Records drawn from a dataset
BEGIN

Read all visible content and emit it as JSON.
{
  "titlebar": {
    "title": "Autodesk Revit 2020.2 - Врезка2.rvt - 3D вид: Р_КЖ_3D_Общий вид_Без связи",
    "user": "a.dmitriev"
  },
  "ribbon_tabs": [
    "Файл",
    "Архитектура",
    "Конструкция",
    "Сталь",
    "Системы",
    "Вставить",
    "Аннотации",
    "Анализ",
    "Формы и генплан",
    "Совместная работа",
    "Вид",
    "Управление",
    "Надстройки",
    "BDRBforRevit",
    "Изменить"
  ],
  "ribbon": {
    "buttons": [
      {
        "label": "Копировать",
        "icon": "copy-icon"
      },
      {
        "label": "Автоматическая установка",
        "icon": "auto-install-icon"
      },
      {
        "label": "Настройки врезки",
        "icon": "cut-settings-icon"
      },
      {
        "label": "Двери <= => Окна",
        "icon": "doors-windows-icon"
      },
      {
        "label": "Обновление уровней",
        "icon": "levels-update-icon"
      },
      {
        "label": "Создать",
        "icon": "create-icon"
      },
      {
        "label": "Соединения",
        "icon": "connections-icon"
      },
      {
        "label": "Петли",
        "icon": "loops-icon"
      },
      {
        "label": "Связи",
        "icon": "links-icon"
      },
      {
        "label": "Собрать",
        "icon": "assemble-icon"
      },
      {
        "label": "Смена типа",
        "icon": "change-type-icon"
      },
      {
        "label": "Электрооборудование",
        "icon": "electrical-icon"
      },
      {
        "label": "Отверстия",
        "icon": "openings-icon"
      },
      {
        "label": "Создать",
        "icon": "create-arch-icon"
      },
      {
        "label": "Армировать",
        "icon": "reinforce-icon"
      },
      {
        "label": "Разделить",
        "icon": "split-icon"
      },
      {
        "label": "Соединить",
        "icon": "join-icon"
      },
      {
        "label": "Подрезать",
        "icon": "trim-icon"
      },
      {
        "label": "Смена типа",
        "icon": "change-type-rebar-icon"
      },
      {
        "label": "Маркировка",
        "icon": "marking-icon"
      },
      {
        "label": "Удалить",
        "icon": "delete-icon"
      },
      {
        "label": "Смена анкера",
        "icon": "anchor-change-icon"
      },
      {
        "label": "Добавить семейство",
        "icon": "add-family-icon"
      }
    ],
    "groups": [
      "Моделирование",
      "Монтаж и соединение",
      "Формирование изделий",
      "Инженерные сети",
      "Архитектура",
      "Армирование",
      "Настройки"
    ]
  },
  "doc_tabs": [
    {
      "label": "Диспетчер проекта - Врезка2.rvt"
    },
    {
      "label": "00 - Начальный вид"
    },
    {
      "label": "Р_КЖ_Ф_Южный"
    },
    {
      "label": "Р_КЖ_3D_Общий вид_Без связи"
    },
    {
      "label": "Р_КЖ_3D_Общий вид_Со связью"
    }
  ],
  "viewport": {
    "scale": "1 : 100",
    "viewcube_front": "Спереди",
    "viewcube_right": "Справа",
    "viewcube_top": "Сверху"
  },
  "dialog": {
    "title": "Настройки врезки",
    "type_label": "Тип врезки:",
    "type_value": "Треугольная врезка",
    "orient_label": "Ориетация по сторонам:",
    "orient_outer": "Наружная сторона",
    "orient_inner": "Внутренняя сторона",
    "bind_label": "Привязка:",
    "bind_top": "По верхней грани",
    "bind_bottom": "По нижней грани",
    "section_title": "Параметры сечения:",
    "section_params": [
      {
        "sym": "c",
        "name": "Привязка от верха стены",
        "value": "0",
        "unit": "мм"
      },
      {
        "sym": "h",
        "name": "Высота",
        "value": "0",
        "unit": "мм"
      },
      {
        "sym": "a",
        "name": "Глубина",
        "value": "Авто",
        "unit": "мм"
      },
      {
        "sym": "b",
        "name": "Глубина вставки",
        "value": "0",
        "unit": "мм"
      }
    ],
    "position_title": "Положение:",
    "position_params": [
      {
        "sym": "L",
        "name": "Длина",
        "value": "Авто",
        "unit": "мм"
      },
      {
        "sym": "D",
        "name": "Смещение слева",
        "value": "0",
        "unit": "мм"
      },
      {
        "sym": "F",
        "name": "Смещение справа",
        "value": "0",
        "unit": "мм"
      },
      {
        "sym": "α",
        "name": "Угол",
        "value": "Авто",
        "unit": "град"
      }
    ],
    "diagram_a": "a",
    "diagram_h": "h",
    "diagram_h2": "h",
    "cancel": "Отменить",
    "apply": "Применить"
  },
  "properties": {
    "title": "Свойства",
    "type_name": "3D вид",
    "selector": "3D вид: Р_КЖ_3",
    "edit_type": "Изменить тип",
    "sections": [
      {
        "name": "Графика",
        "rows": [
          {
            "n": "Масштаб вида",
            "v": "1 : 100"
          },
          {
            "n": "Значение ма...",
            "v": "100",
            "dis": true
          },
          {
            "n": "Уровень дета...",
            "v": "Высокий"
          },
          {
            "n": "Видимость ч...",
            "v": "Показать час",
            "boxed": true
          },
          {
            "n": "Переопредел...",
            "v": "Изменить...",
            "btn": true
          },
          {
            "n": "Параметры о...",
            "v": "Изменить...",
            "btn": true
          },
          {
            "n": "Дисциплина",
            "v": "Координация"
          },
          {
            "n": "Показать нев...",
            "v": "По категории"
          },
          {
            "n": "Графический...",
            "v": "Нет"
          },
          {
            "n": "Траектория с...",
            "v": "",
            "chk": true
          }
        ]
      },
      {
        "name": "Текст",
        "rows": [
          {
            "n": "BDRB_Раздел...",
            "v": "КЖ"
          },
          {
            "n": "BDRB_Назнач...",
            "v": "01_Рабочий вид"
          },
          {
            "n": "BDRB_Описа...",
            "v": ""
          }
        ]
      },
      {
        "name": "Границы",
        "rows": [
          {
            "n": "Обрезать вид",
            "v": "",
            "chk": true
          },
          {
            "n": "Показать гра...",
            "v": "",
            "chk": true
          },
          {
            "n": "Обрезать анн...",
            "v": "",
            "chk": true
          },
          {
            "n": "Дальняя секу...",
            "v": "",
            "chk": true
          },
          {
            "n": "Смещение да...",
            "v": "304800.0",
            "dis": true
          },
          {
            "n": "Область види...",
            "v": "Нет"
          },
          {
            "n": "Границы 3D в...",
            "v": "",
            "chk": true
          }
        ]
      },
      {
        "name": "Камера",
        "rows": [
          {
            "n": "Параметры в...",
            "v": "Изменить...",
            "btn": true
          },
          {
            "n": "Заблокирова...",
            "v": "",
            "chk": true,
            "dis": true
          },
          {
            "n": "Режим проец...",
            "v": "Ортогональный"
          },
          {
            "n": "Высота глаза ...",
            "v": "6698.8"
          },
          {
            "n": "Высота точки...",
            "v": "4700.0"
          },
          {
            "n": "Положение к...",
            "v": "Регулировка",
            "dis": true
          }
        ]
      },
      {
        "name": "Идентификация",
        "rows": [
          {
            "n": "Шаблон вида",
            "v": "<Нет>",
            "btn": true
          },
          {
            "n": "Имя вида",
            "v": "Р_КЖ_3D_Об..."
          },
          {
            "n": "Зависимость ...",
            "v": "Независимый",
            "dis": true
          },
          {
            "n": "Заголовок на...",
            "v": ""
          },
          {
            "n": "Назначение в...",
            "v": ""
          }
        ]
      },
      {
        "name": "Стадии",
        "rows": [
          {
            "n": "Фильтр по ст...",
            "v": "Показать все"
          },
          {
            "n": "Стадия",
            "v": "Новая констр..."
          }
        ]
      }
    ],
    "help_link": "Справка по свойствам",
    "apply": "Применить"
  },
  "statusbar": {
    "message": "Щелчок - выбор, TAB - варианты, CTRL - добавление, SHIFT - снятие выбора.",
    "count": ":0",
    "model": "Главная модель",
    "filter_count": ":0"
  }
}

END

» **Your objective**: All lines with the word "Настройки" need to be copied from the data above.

» **Completed exercise**:
        "label": "Настройки врезки",
      "Настройки"
    "title": "Настройки врезки",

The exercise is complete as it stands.